Compared to the splendid appearance of Comet NEOWISE last July, Comet Leonard (C/2021 A1) won't come close, but it may very well become the brightest comet of 2021. By bright, picture a faint blob visible with the naked eye from a dark sky. But with a pair of binoculars or small telescope, this seasonal, celestial gift should prove an attractive and delicate sight for observers with access to the outer suburbs and countryside.
Senior research specialist Greg Leonard at the Mt. Lemmon Observatory near Tucson, Arizona discovered the comet on Jan. 3, 2021, when it was nothing more than a faint, distant speck. Since then, it's inched steadily closer to both the sun and Earth and will reach perihelion — closest approach to the sun — on Jan. 3. Two weeks prior on Dec. 12, the comet will pass nearest Earth at a distance of 21.7 million miles (34.9 million km).

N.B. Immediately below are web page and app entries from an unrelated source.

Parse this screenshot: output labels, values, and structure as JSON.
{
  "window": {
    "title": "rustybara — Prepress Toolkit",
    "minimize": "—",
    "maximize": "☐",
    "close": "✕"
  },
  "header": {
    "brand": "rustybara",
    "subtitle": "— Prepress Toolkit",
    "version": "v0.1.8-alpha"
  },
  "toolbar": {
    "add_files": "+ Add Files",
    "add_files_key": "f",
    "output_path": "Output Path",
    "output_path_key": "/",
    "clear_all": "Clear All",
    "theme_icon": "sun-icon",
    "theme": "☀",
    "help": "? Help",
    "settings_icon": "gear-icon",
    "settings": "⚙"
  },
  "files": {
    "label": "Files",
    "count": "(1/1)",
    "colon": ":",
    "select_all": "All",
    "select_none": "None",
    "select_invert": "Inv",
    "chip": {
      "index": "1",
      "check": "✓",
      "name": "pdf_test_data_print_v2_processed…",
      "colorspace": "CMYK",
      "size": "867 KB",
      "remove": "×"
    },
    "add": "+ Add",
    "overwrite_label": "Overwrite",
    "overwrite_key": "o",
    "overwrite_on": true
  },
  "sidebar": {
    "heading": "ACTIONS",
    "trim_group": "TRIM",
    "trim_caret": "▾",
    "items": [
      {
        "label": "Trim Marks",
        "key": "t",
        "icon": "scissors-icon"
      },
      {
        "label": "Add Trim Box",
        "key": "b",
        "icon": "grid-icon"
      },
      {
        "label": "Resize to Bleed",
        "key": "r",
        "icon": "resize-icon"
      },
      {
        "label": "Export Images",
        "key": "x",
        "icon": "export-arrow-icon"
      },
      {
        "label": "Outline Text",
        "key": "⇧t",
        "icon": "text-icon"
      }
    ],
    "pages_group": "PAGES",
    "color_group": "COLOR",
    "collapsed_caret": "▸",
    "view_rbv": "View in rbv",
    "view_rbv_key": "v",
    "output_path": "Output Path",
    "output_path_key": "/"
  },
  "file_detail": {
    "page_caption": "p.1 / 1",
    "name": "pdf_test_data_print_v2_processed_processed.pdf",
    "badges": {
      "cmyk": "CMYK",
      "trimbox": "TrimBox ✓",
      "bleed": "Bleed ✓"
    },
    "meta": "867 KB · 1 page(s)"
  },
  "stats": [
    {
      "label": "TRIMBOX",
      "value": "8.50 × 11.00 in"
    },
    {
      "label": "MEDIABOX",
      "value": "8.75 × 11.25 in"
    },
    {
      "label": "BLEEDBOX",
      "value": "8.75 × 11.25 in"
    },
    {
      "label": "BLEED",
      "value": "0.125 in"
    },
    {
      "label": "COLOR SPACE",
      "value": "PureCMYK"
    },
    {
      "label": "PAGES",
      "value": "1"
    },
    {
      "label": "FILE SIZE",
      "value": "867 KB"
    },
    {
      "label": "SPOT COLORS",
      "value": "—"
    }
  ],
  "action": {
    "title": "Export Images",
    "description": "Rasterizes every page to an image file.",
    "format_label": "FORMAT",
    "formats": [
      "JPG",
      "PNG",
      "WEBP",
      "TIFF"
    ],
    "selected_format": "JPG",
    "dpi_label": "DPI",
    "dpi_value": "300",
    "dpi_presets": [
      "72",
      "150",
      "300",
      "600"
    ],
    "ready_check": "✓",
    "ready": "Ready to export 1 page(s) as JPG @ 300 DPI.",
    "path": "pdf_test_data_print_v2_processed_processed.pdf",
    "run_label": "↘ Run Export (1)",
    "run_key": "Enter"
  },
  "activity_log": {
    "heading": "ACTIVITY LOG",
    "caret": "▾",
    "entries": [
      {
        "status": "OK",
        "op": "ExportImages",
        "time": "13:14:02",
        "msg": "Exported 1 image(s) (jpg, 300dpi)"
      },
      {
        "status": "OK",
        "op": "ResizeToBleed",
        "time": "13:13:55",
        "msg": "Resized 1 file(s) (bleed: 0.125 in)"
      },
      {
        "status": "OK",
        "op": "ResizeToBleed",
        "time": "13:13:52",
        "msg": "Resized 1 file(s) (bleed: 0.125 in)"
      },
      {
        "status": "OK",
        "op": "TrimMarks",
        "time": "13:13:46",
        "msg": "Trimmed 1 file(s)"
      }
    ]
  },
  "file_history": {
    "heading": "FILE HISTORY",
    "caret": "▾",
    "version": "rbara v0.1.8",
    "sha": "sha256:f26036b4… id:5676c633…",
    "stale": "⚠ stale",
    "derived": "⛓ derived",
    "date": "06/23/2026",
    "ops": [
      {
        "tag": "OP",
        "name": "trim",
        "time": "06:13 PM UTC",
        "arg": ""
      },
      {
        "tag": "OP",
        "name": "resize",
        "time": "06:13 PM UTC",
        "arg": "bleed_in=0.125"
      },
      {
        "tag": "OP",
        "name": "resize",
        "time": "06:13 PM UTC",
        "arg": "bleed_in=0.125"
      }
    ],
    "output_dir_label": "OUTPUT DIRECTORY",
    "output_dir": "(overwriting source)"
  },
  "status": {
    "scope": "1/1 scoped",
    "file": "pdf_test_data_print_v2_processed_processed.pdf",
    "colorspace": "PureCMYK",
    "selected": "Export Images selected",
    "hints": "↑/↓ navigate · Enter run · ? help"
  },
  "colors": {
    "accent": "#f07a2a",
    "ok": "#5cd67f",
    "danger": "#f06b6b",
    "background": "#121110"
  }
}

What will we see? Comets are always a little tricky to predict because they have a penchant for unpredictability. Being fragile, they're liable to break apart when nearing the sun. Solar heating vaporizes a comet's ices, creating pressures within and without its fragile body that can sometimes tear it apart. It's even possible that something of the sort is happening right now because Leonard, after steadily brightening, has recently plateaued.
On Thursday, Dec. 2, the comet glowed at around magnitude 6.5-7, hovering at the fringes of naked-eye visibility. In a pair of 10x50 binoculars for instance, you should expect to see a soft patch of light about half the moon's apparent diameter with a brighter center and a faint streak of a tail pointing to the upper right.
Because the comet is approaching both the Earth and sun it's really starting to pick up speed. For the next few mornings (through Dec. 7) you'll find it in the constellation Bootes the Herdsman, not far from the brilliant, orange giant Arcturus. Let this star be your guide.
For instance, on Friday morning, Dec. 3, it will appear 11 degrees (about one fist held vertically at arm's length) to the upper left of Arcturus. At the same time, it's just one moon diameter below the bright star cluster M3, which is also visible in binoculars as very small, fuzzy spot. As each day clicks by, the comet should slowly brighten to at least magnitude 5 and possibly brighter. This increase in intensity will help offset its decreasing altitude in the sky.
No moon mars the darkness, so now through about Dec. 11 will be the best viewing slot for northern hemisphere skywatchers. After Dec. 11, it's briefly close to the sun and very difficult to see, then swings into the evening sky. While the viewing time is more convenient, Comet Leonard moves rapidly south and will only be visible from the far southern U.S. and the southern hemisphere as it slowly fades from view.
Beauty can be brief, and nothing demonstrates this as well as a comet. My last view of Comet Leonard was during the Nov. 19 lunar eclipse. With the moon tucked deeply in shadow at mid-eclipse, I stole a view of the object in a dark sky in my 15-inch telescope. I'm currently in Antarctica with hopes of viewing the December 4th total solar eclipse from near Laurie Island in the South Orkney Islands. From my present location, the comet is buried deeply below the northern horizon. Funny thing. When I return home it will be lost in the solar glare at dusk.
Win a few, lose a few. All the more reason I hope you get to see the comet. Take advantage of the next clear morning. Find a dark place and give your eyes a few minutes to adapt. Then raise your binoculars and seek the feathered creature just arriving in the neighborhood after a 35,000-year pilgrimage from the outer solar system. Say "hi" for me!
"Astro" Bob King is a freelance writer for the Duluth News Tribune. Read more of his work at duluthnewstribune.com/astrobob.